But if we have the power to do harm, we also have the potential to do good. With waning support of Israel in younger generations, we are presented with the unique opportunity to reshape political trends. This means deviating from the decades-old cycle of pro-Israel policies and instead voting for decisions that hold the government accountable. It means demanding congressional support of sanctions until Israel complies with international law. It means advocating for bills like H.R. 2590 that prohibits Israel from using U.S. funding to commit human rights abuses. It means standing with Rashida Tlaib, the only Palestinian-American Congress member, who is actively speaking out against the United States’ military support. Day to day, it means bringing up the conflict in conversation, resolving misconceptions, and staying informed.
However uncomfortable it is, it also means taking a side. As Munther Isaac, author of The Other Side of the Wall, said, “Staying silent supports no one but the oppressor.”
Many of the Palestinians and Israelis I spoke with wanted to make one thing very clear: Anti-occupation is not anti-Jew or anti-Israeli.
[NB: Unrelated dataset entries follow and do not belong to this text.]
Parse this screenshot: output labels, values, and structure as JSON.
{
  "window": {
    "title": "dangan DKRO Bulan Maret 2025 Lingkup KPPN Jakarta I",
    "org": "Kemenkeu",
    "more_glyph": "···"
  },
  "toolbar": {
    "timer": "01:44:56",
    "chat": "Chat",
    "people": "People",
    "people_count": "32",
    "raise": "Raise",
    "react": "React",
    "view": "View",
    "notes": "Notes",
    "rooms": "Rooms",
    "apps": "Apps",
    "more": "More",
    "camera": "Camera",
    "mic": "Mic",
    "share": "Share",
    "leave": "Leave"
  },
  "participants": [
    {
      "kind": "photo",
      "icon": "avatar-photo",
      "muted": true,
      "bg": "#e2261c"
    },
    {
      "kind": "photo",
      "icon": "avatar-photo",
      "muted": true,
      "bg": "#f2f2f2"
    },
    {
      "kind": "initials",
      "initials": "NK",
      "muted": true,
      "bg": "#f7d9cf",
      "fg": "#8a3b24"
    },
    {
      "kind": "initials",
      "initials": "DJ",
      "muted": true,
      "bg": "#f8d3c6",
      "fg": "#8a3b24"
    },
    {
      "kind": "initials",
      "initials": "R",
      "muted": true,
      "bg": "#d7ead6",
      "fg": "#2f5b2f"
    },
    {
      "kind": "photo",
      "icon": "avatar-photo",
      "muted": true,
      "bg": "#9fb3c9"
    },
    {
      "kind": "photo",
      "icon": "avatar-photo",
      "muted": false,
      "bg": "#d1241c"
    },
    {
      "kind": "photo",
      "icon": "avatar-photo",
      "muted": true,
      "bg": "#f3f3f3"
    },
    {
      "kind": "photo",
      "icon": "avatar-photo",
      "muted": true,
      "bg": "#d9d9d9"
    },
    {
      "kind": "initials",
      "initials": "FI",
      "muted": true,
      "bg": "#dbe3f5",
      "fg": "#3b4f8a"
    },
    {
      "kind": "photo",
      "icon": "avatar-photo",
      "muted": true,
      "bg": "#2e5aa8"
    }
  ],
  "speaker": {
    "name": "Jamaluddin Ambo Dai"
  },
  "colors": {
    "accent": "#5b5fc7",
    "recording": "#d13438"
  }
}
Rather, anti-occupation means opposing the power structures and ideologies that oppress the Palestinian people. Summing up the conflict as “Arabs versus Jews” neglects the diversity of both sides, largely because “Arab” is an ethnicity and “Judaism” is a religion, neither of which contain their manifold ethnic, political, and religious identities. I stayed with and learned from both Muslim and Christian Palestinians—though a waning population, Christian Palestinians play an active role in Palestinian society, organizing and peacefully protesting with their Muslim neighbors. Almost 45 percent of Israelis self-identify as secular non-Jew, and many actually oppose their own government’s occupation. In fact, the Jewish Voice for Peace is one of the leading groups against the occupation and Zionism.
The occupation is neither a religious nor an ethnic issue; it is a human rights issue. Refraining from action out of fear of antagonizing a nationality or a religion can no longer be an excuse. Taking a side means challenging the oppressive movement of the Israeli occupation, expressed in ongoing home demolitions and rapidly growing settlements.
As Americans, our conversations domestically have large-scale ripple effects abroad, our political and social presence influences international verdicts, and our neutrality deters the liberation of Palestine. And so, both culpable and empowered, we have a choice: To remain apathetic, or to listen, learn, speak, and act as allies of a people under oppression. I choose the latter.